What an ambiguous term, right? Wouldn’t anything photographed while traveling be considered travel photography? Why would this differ markedly from wildlife photography, or landscape photography? Well the answer is yes, travel photography is an overarching term, and certainly includes wildlife, landscape, and really any other photography you do while traveling. The key injection with travel photography is storytelling. While anyone can shoot an incredible shot of a sally light food crab scurrying across jet black lava in the Galapagos Islands, constituting a great wildlife photo, it’s all about the other photographs you take around this, as well as what you end up doing with your photography to tell the story of your adventure.
But still, travel photography does have it’s own field of inspiration and creativity, often yielding photos quite different than the perfect waterfall shot, or the magnificent lion sitting in the African savanna. It tends to be more evocative, more creative, and more about the journey.
Take the above photo, for example. It’s certainly not a big bodacious scene of the Galapagos Island volcanoes, or Machu Picchu at sunrise, but this small side street in Peru was part of the journey. Not only is it itself quite a neat photo, but when combined in a slide show or album, it’s an evocative part of the story.
In another example, our friend from the Northern Studies Center in Churchill, Canada was asked to stop building his igloo for a quick photo. Sometimes while on a trip, it’s easier to just go with the flow, and take the photos that are presented before you, without asking for any special “poses”. However, one rarely regrets asking someone to hold still for a moment when they get the photo they want, portraying the experience they themselves remember.
The story is yours to be told, but things like meals, local transportation, a funny or awkward situation, and of course your fellow travelers are all not-to-be-missed shots while traveling on an adventure.
The essence of travel photography, opposed to just concentrating on the show-stopping photos, is to think outside the box and document the experience. Because you are photographing rusty show shoes, or an Expedition Leader taking a breather after hauling up a zodiac on the shore of Antarctica, the elements of photography like composition, proper focus, and lighting are as important if not MORE important. It’s the art behind the photograph that must shine, as the photo doesn’t readily sell itself like a rare shot of wild dogs on a hunt in Botswana would.
Oftentimes taking risks and adding an unnatural tilt to the camera can provide a sense of intrigue in the photo.
And sometimes deliberately making the photo dark or “under-exposed” can add to the mystery of an already mystifying scene before you.
And don’t forget about interesting angles when you can get close to things. Here, a local beekeeper in Bali shows of his wares at a market.
And don’t forget to get a shot of your fellow travelers!
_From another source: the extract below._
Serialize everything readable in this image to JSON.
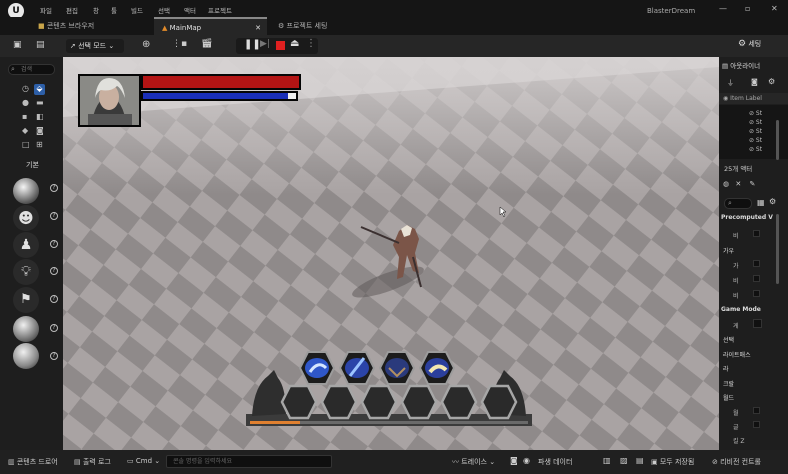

After all, they were a significant part of your trip and the overall story.
Documenting your adventure is ultimately what we’re all after when photographing during travel. Whether you are trying to preserve the memory of the capuchin monkey you saw in the canopy trees of Costa Rica, or the charming villa you stayed at in the mountains of Central Mexico, your photographs are a permanent record of your trip. By looking for those special opportunities to document aspects of the adventure that aren’t the photo highlight your memories and photo album will be much richer for it. Certainly you don’t want to forgo the amazing vistas on your journey, like the view at sunrise in Bryce Canyon, but after taking a few shots of those, why not look around and tell the rest of the story?